What the task requires: Your answer should repeat the entries in full, exactly as given, with no pictures.

Supplied material:
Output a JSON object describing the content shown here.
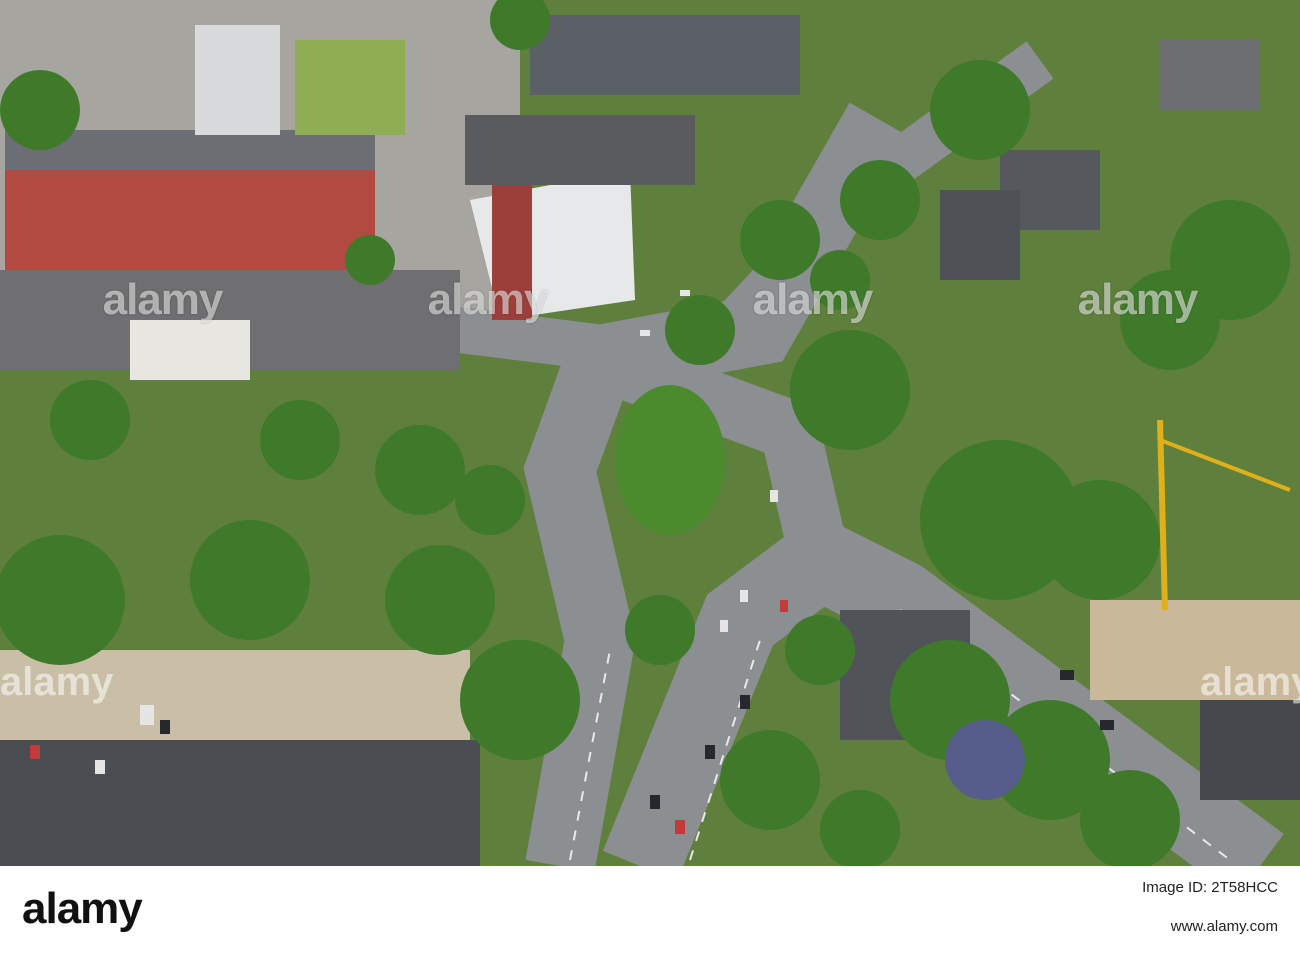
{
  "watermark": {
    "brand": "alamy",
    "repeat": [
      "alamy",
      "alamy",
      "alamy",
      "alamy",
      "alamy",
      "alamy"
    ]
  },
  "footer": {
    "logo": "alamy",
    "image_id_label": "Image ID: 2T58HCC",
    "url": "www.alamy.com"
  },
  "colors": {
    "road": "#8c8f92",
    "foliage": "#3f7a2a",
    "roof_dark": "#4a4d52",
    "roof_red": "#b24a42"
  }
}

Answer to the exercise:
Output a JSON object describing the content shown here.
{
  "watermark": {
    "brand": "alamy",
    "repeat": [
      "alamy",
      "alamy",
      "alamy",
      "alamy",
      "alamy",
      "alamy"
    ]
  },
  "footer": {
    "logo": "alamy",
    "image_id_label": "Image ID: 2T58HCC",
    "url": "www.alamy.com"
  },
  "colors": {
    "road": "#8c8f92",
    "foliage": "#3f7a2a",
    "roof_dark": "#4a4d52",
    "roof_red": "#b24a42"
  }
}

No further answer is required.